I think my best option is to talk to people I know personally. Even if they don’t want to buy the leash, everybody probably knows somebody that would love this leash. My goal isn’t to push the product on people who don’t want it, but if they can help me find the person who DOES want it, then it is a win for everybody involved.


Lesson Learned: Proper launch work starts months before the launch.

Do you have any tips or ideas? I could really use them! Please leave a comment with your thoughts. :)

Drop Your Ego and Improve Your Ideas

Abamath Series – This is the first in a series of blogposts by Luke Schlangen, Founder of Abamath.

If you are arrogant enough to start a business, your ego is probably over-inflated… like mine. You feel so strongly that your ideas are better than others, that you have decided to go head-to-head with other competing companies.

Naming a Company

When I purchased, I was going to call the business “Abamath: Amazingly Better At Math”. I thought it was cute and catchy. I sent the idea to a couple friends and one suggested I name it “A Better Approach to Math.” It seemed more professional, but I really thought my idea was better. Planning to prove myself right, I polled a few other friends on which name they liked better (without telling them which one was mine).  The results were a resounding “No” to my brilliant idea.

I had spent a week trying to figure out the perfect name and my friend topped it with a 10-second suggestion! I thought I was so smart, so clever, but the results showed otherwise.

Discussions at Abamath

Discussions at Abamath

Drop The Ego

We all like to think our ideas are the best, but it’s better for your business to understand that they’re not. You may be the person that started the company, but if you have 2 bright, invested employees, your ideas will only be the best ideas one third of the time (and the odds only shrink as you grow).

It’s hard to let go of your original ideas, but if you want your company to succeed, you have to get good at being wrong.

How To Pick Up Better Ideas

I’m not simply suggesting you allow employees to come to you with their ideas. Force them to criticize your ideas and have them tell you why. Requiring confrontation is the only way to let your employees know you are sincerely looking for feedback, and that you can handle the criticism. It also helps everyone (including you) understand why these decisions are being made.

A genuine critique will invite better ideas.

“Change or die” – It’s a scary mandate, but the good news is that for a small company, flexibility is your edge. Make that your advantage, not your downfall. Recognize great ideas when you see them, and don’t cling to what you thought was best. After all, you can always take credit for recognizing a great idea.

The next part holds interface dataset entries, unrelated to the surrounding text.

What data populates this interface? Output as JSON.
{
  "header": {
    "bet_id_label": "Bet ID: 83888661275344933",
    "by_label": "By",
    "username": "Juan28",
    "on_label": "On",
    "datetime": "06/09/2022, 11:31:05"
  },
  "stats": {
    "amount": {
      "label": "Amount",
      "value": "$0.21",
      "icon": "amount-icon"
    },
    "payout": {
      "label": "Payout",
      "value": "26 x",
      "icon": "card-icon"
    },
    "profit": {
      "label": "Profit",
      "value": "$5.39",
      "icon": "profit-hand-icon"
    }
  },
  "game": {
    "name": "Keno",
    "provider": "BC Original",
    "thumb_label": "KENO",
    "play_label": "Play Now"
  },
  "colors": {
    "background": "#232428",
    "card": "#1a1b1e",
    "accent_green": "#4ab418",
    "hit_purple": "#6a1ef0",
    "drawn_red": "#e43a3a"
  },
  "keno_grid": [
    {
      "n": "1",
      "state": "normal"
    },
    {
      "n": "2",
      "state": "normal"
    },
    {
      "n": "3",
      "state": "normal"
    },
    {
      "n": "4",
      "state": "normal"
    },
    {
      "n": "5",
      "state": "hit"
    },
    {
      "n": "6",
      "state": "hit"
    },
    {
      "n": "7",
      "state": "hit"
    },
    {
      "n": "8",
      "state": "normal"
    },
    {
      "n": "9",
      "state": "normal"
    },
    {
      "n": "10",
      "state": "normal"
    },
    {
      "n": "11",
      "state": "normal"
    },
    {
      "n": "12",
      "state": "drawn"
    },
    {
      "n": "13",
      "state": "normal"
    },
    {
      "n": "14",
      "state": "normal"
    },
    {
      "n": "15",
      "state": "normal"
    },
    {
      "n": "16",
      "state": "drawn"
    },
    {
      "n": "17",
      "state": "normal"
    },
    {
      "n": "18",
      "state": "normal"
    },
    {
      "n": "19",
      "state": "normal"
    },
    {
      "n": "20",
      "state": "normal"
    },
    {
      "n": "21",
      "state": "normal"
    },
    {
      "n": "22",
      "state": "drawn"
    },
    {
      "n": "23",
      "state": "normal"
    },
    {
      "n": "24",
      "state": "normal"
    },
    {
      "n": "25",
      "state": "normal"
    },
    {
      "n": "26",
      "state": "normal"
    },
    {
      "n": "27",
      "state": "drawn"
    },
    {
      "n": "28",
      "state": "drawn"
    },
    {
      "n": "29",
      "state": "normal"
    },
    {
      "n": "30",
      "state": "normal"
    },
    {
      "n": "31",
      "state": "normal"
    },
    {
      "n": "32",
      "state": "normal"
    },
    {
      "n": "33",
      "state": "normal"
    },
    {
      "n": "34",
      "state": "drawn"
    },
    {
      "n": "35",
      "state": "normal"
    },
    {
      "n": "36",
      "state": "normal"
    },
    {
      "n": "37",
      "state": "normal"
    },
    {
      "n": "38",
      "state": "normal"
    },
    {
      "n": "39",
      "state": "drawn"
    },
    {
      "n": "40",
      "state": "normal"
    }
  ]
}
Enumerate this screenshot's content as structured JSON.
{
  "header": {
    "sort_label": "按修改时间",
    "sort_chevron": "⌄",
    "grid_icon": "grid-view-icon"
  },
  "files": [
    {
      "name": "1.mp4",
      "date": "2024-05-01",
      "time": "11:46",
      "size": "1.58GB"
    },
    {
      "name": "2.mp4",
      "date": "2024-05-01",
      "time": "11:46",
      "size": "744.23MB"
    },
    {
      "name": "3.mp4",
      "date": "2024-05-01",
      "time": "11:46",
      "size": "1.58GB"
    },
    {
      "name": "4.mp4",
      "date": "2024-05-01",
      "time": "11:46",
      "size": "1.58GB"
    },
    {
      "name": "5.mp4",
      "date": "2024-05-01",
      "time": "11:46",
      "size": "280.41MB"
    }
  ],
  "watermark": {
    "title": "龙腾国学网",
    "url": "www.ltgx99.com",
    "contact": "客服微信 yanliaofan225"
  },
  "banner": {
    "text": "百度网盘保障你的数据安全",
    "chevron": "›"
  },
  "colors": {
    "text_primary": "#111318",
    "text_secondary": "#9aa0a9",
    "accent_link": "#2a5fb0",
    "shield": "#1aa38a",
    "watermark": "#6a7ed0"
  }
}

When you think about it, I came up with “better” and “math” so the name is still half-mine, right?


Luke Schlangen is the founder and president of Abamath: A Better Approach to Math

Luke Schlangen, Founder of Abamath

Luke Schlangen, Founder of Abamath

Rare Peek Into the Thoughts and Lessons of a New Business

I’m incredibly excited to announce that Luke Schlangen, founder of Abamath: A Better Approach to Math (a math tutoring company) is going to be doing a guest blog series.  Read this real snippet from Luke’s email to a personal friend before he started Abamath:

“I’m actually getting really nervous… typically before this point (with the wind blades or buying a house) there has been something that came along and tripped me up. Then I didn’t have to pull the trigger and I was just fine… everything is shaping up… and I couldn’t be more excited, but this is the biggest decision I’ve ever made in my entire life… so it’s a little nerve-wracking.” ~Luke’s email to a close friend.

Luke Schlangen, Founder of Abamath

Luke Schlangen, Founder of Abamath

Luke is going to share the insights and the lessons he learned in his first 6 months of business.  Having read some of the rough drafts, I can tell you these are really useful things that anybody starting a business can benefit from knowing upfront.

The first post is coming out tomorrow.

Stay tuned.